Many saw that first contract as a trial run for the ex-LGC board to determine if Bragdon could be permanent CEO material.
HealthTrust Chairman of the Board Peter Curro said Bragdon more than passed the test.
“We are delighted to have Peter continue on as executive director of HealthTrust,” Curro said. “He has done an outstanding job in the past year leading the organization through continued change. His knowledge of the needs of our cities, towns, school districts and counties, his understanding of the workings of a pooled risk management program, and his extensive business background make him the right fit to lead HealthTrust into the future.”
Bragdon said this new contract is a vote of confidence, and he views the job now as a permanent career that could extend well past the next four years.
“The big thing I want to do is get the focus on the long term, the strategic, long-term planning of the organization,” Bragdon said.
“We have had the courts and regulatory issues dominate so much of what went on here. Now let’s seriously look at where do we want to be and how do we want to get there.”
For example, Bragdon said the Affordable Care Act soon will define many health care insurances as “Cadillac plans” subject to a new tax.
“We need to look at how can we make those plans more affordable and help communities avoid that whole new burden,” Bragdon said.

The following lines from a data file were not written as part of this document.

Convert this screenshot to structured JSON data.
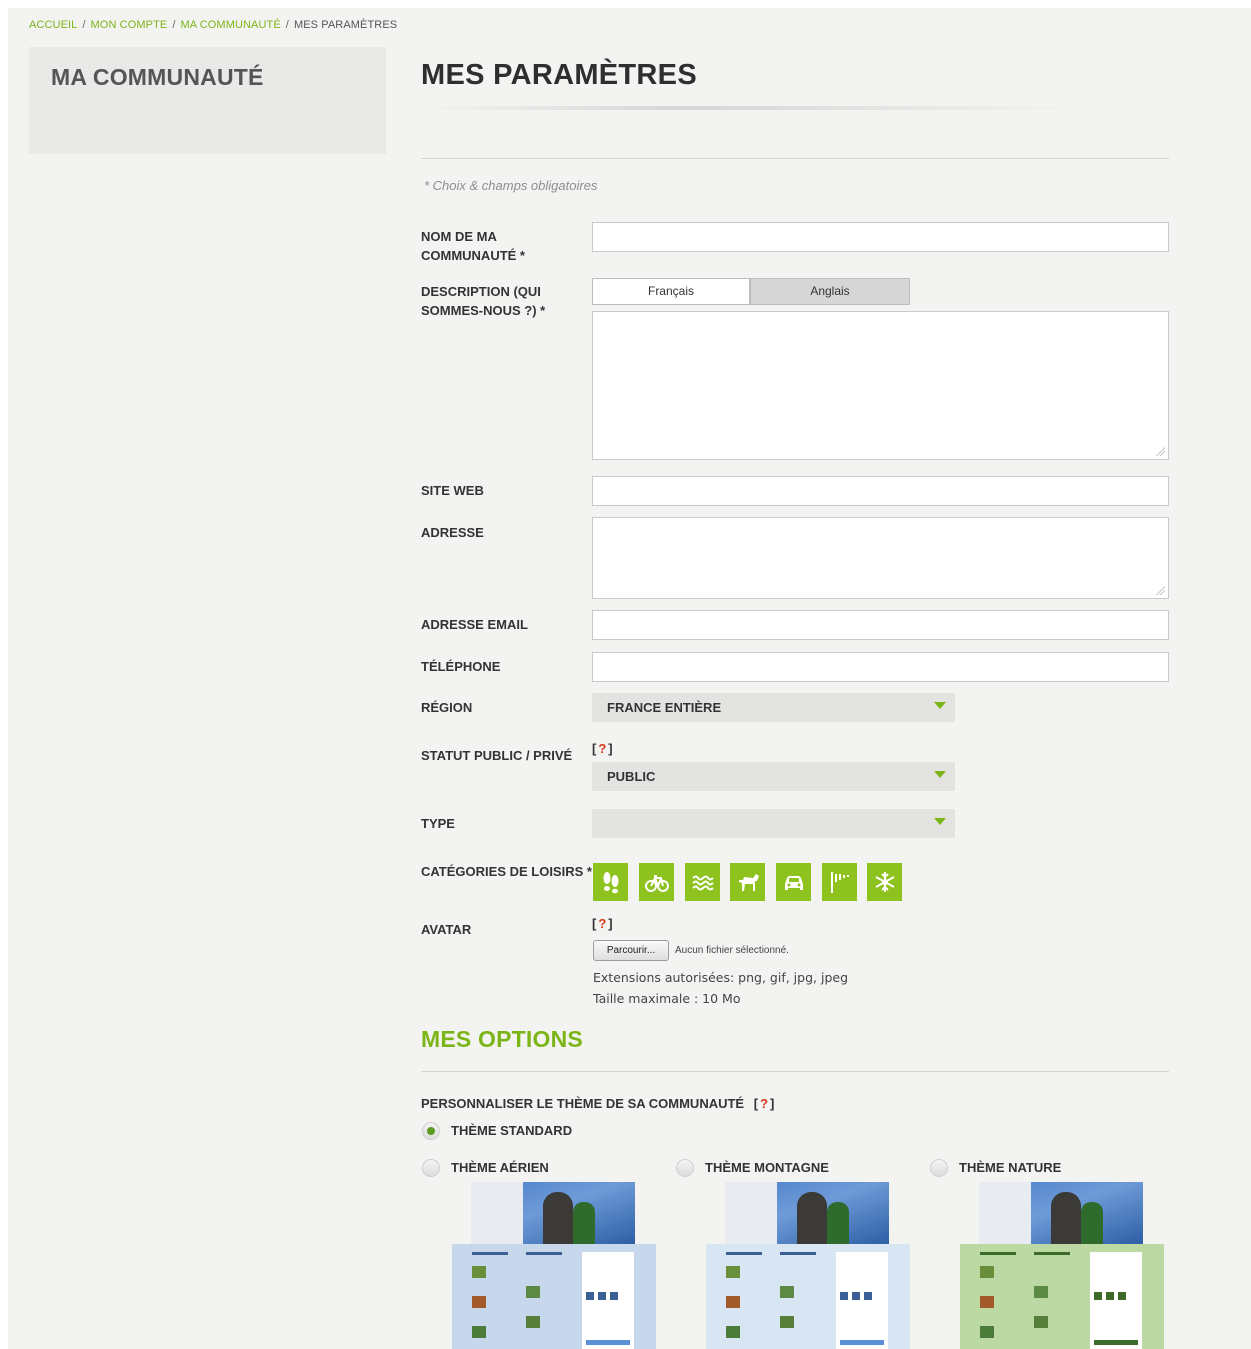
{
  "breadcrumb": {
    "home": "ACCUEIL",
    "account": "MON COMPTE",
    "community": "MA COMMUNAUTÉ",
    "current": "MES PARAMÈTRES",
    "separator": "/"
  },
  "sidebar": {
    "title": "MA COMMUNAUTÉ"
  },
  "page_title": "MES PARAMÈTRES",
  "required_note": "* Choix & champs obligatoires",
  "form": {
    "community_name": {
      "label_line1": "NOM DE MA",
      "label_line2": "COMMUNAUTÉ *",
      "value": ""
    },
    "description": {
      "label_line1": "DESCRIPTION (QUI",
      "label_line2": "SOMMES-NOUS ?) *",
      "tab_french": "Français",
      "tab_english": "Anglais",
      "value": ""
    },
    "website": {
      "label": "SITE WEB",
      "value": ""
    },
    "address": {
      "label": "ADRESSE",
      "value": ""
    },
    "email": {
      "label": "ADRESSE EMAIL",
      "value": ""
    },
    "phone": {
      "label": "TÉLÉPHONE",
      "value": ""
    },
    "region": {
      "label": "RÉGION",
      "value": "FRANCE ENTIÈRE"
    },
    "status": {
      "label": "STATUT PUBLIC / PRIVÉ",
      "value": "PUBLIC"
    },
    "type": {
      "label": "TYPE",
      "value": ""
    },
    "categories": {
      "label": "CATÉGORIES DE LOISIRS *",
      "icons": [
        "footprints-icon",
        "bicycle-icon",
        "water-waves-icon",
        "horse-icon",
        "car-icon",
        "trail-marker-icon",
        "snowflake-icon"
      ],
      "color": "#8dc21f"
    },
    "avatar": {
      "label": "AVATAR",
      "browse_button": "Parcourir...",
      "no_file": "Aucun fichier sélectionné.",
      "extensions": "Extensions autorisées: png, gif, jpg, jpeg",
      "max_size": "Taille maximale : 10 Mo"
    },
    "help_open": "[",
    "help_mark": "?",
    "help_close": "]"
  },
  "options": {
    "title": "MES OPTIONS",
    "theme_label": "PERSONNALISER LE THÈME DE SA COMMUNAUTÉ",
    "themes": {
      "standard": {
        "label": "THÈME STANDARD",
        "selected": true
      },
      "aerial": {
        "label": "THÈME AÉRIEN",
        "selected": false
      },
      "mountain": {
        "label": "THÈME MONTAGNE",
        "selected": false
      },
      "nature": {
        "label": "THÈME NATURE",
        "selected": false
      }
    }
  },
  "colors": {
    "accent": "#7cb518",
    "help_red": "#d83b1c",
    "aerial_bg": "#c7d7ec",
    "mountain_bg": "#d8e6f3",
    "nature_bg": "#bcd9a4"
  }
}
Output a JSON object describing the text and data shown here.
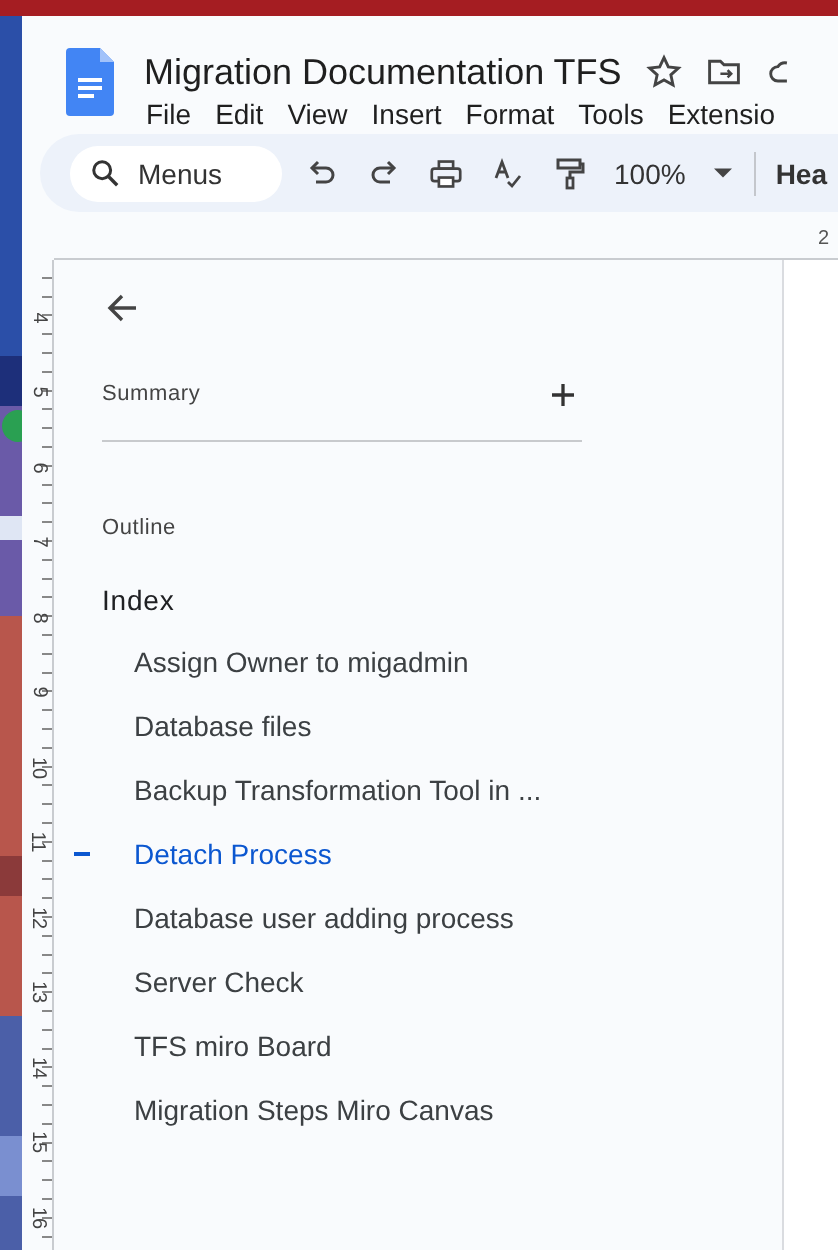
{
  "document": {
    "title": "Migration Documentation TFS"
  },
  "menu": [
    "File",
    "Edit",
    "View",
    "Insert",
    "Format",
    "Tools",
    "Extensio"
  ],
  "toolbar": {
    "search": {
      "placeholder": "Menus"
    },
    "zoom": "100%",
    "style": "Hea"
  },
  "top_ruler": [
    "2"
  ],
  "side_ruler": [
    "4",
    "5",
    "6",
    "7",
    "8",
    "9",
    "10",
    "11",
    "12",
    "13",
    "14",
    "15",
    "16"
  ],
  "outline_panel": {
    "summary_label": "Summary",
    "outline_label": "Outline",
    "heading": "Index",
    "items": [
      {
        "label": "Assign Owner to migadmin",
        "selected": false
      },
      {
        "label": "Database files",
        "selected": false
      },
      {
        "label": "Backup Transformation Tool in ...",
        "selected": false
      },
      {
        "label": "Detach Process",
        "selected": true
      },
      {
        "label": "Database user adding process",
        "selected": false
      },
      {
        "label": "Server Check",
        "selected": false
      },
      {
        "label": "TFS miro Board",
        "selected": false
      },
      {
        "label": "Migration Steps Miro Canvas",
        "selected": false
      }
    ]
  }
}
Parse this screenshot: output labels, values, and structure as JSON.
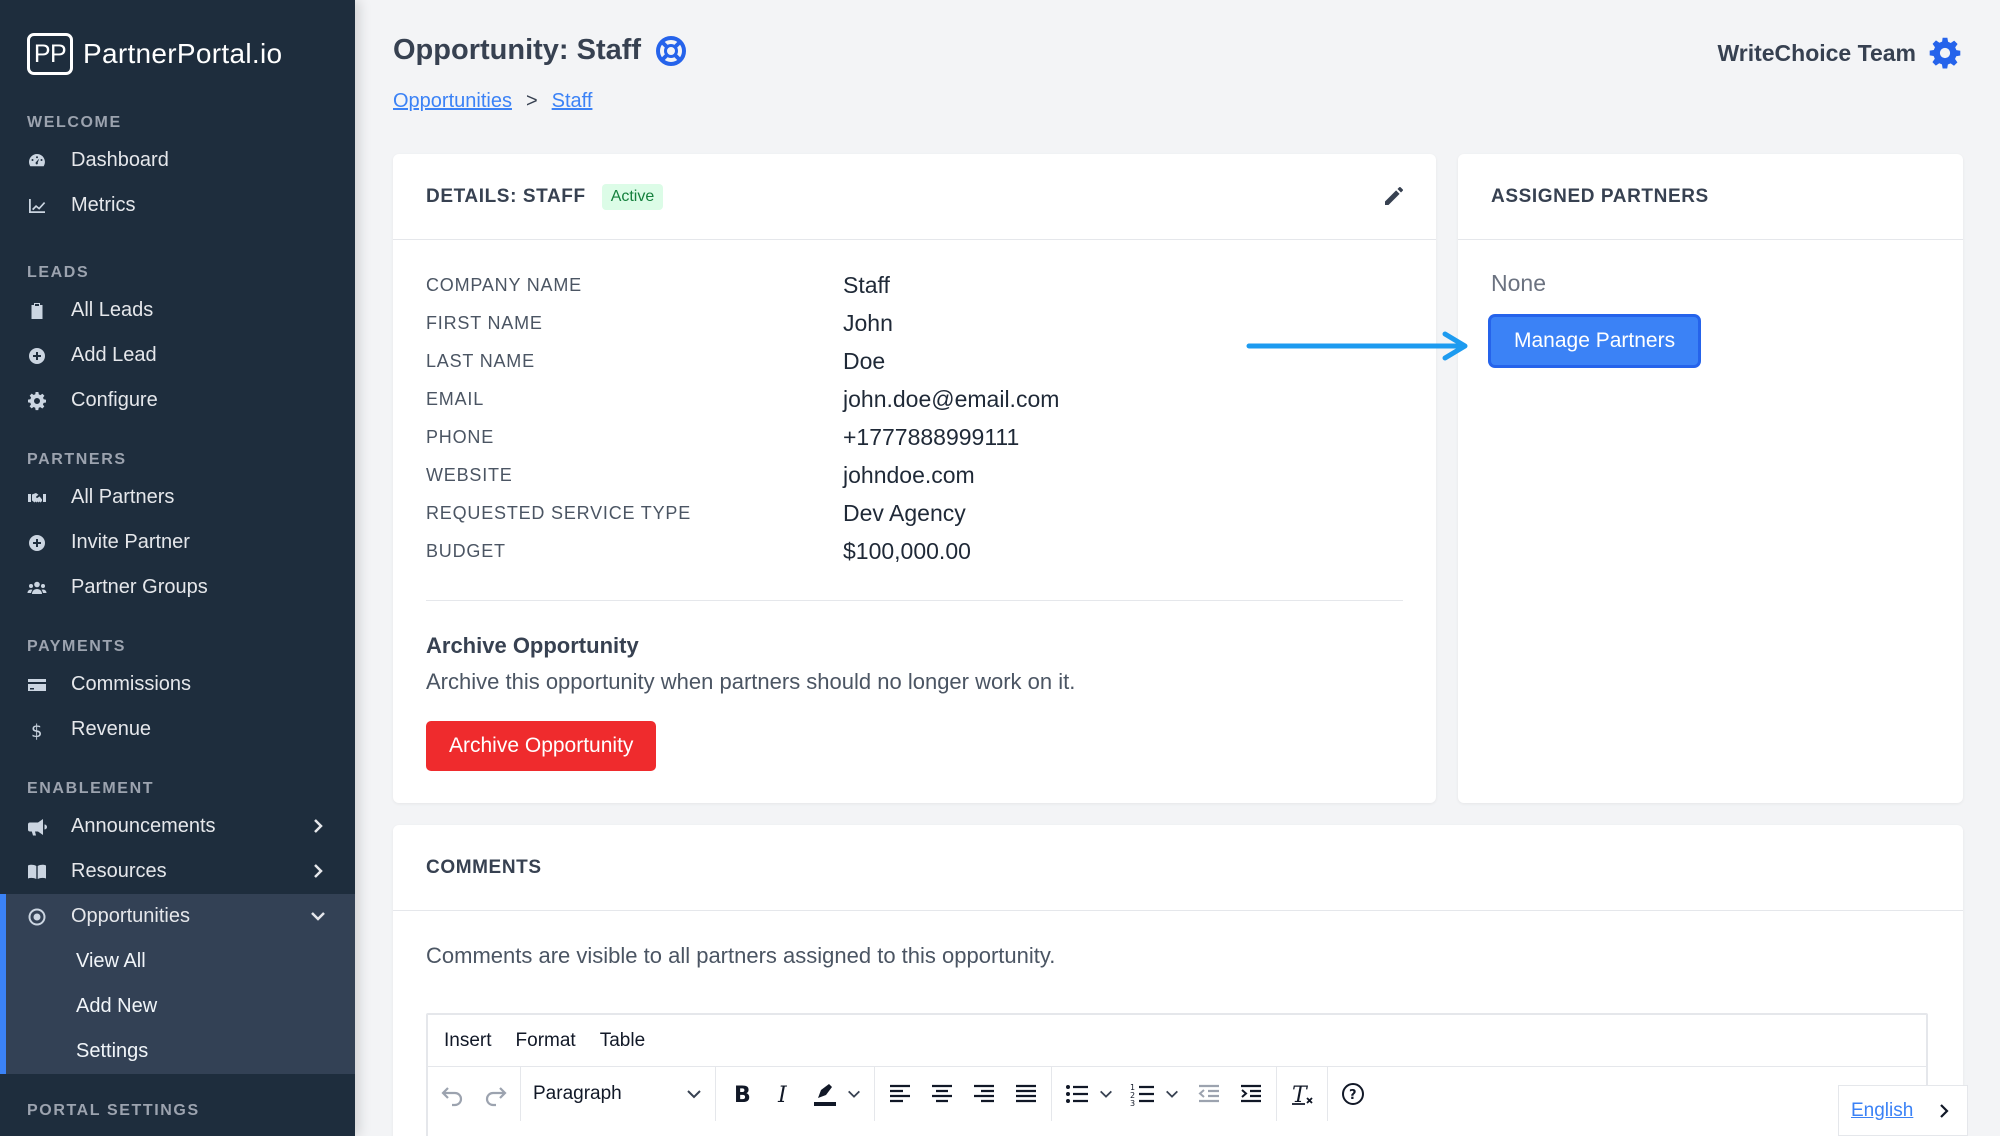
{
  "brand": {
    "logo_text": "PP",
    "name": "PartnerPortal.io"
  },
  "sidebar": {
    "sections": [
      {
        "label": "WELCOME",
        "items": [
          {
            "label": "Dashboard",
            "icon": "dashboard-icon"
          },
          {
            "label": "Metrics",
            "icon": "chart-line-icon"
          }
        ]
      },
      {
        "label": "LEADS",
        "items": [
          {
            "label": "All Leads",
            "icon": "clipboard-icon"
          },
          {
            "label": "Add Lead",
            "icon": "plus-circle-icon"
          },
          {
            "label": "Configure",
            "icon": "gear-icon"
          }
        ]
      },
      {
        "label": "PARTNERS",
        "items": [
          {
            "label": "All Partners",
            "icon": "handshake-icon"
          },
          {
            "label": "Invite Partner",
            "icon": "plus-circle-icon"
          },
          {
            "label": "Partner Groups",
            "icon": "users-icon"
          }
        ]
      },
      {
        "label": "PAYMENTS",
        "items": [
          {
            "label": "Commissions",
            "icon": "credit-card-icon"
          },
          {
            "label": "Revenue",
            "icon": "dollar-icon"
          }
        ]
      },
      {
        "label": "ENABLEMENT",
        "items": [
          {
            "label": "Announcements",
            "icon": "megaphone-icon"
          },
          {
            "label": "Resources",
            "icon": "book-icon"
          }
        ]
      }
    ],
    "active_group": {
      "label": "Opportunities",
      "icon": "target-icon",
      "subitems": [
        "View All",
        "Add New",
        "Settings"
      ]
    },
    "next_section": "PORTAL SETTINGS"
  },
  "header": {
    "title": "Opportunity: Staff",
    "breadcrumb": [
      "Opportunities",
      "Staff"
    ],
    "breadcrumb_sep": ">",
    "team": "WriteChoice Team"
  },
  "details": {
    "title": "DETAILS: STAFF",
    "status": "Active",
    "rows": [
      {
        "label": "COMPANY NAME",
        "value": "Staff"
      },
      {
        "label": "FIRST NAME",
        "value": "John"
      },
      {
        "label": "LAST NAME",
        "value": "Doe"
      },
      {
        "label": "EMAIL",
        "value": "john.doe@email.com"
      },
      {
        "label": "PHONE",
        "value": "+1777888999111"
      },
      {
        "label": "WEBSITE",
        "value": "johndoe.com"
      },
      {
        "label": "REQUESTED SERVICE TYPE",
        "value": "Dev Agency"
      },
      {
        "label": "BUDGET",
        "value": "$100,000.00"
      }
    ],
    "archive_title": "Archive Opportunity",
    "archive_desc": "Archive this opportunity when partners should no longer work on it.",
    "archive_button": "Archive Opportunity"
  },
  "partners": {
    "title": "ASSIGNED PARTNERS",
    "none": "None",
    "manage_button": "Manage Partners"
  },
  "comments": {
    "title": "COMMENTS",
    "desc": "Comments are visible to all partners assigned to this opportunity.",
    "menu": [
      "Insert",
      "Format",
      "Table"
    ],
    "block_format": "Paragraph"
  },
  "language": "English",
  "colors": {
    "sidebar": "#1e2d3d",
    "accent": "#3b82f6",
    "danger": "#ef2b2d",
    "success_bg": "#dcfce7"
  }
}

As for looking back, Bragdon said he’s proud at having helped the Statehouse guide through the recession during three years as Senate leader.
“We had two very difficult budgets. We didn’t raise taxes in either one, and in the first, we actually reduced state spending to historic levels,” Bragdon said.
Senate Majority Leader Jeb Bradley, R-Wolfeboro, said Bragdon didn’t get the easy calls.
“Senator Bragdon’s leadership of the Senate following the 2010 elections was instrumental in passing a budget that closed an $800 million deficit, enacting overdue retirement reform to protect our pension system, and a passing host of other measures that have helped the New Hampshire economy grow,” Bradley said.
Closer to home, Bragdon points to saving Temple Mountain with state support and politically the removal of turnpike toll exit ramps as crowing achievements.
“We talk about this grand goals, but it’s really satisfying to be able to deliver for your constituents and I’ve been fortunate enough to do that,” Bragdon said.
The chairmen of the Democratic and Republican Party offered good wishes to Bragdon.
“For over 20 years, Peter Bragdon served the people of his community, district, and state with honor and a tireless work ethic,” Democratic Chairman Raymond Buckley said. “Senator Bragdon sacrificed much in the name of public service and earned the respect of all those with whom he worked. I wish him success and all the best in the next chapter of his life.”
Bragdon has served 15 years on the Milford School Board including more than a decade as its chairman.
GOP Chairwoman Jennifer Horn, of Nashua, said Bragdon will be difficult to replace.
“Peter Bragdon served with distinction and honor as the president of the New Hampshire Senate, and his principled voice in Concord will be missed,” Horn echoed in a statement.
Last December, Bragdon agreed to sign a letter of caution from the Legislative Ethics Committee reminding him to studiously avoid lawmaking business conflicts with his job.
The panel dismissed three of the five charges that state Rep. Rick Watrous, D-Concord, had brought against him including that his salary at HealthTrust amounted to an illegal gift.
In recent weeks, Watrous has brought his complaint back to the ethics panel accusing Bragdon of voting on legislation linked to former LGC matters.
Bragdon has responded he’s acted in concert with the agreement he reached.
The imminent resignation from Bragdon will likely make moot that new ethics complaint Watrous has brought.
Kevin Landrigan can reached at 321-7040 or firstname.lastname@example.org. Also, follow Landrigan on Twitter (@Klandrigan).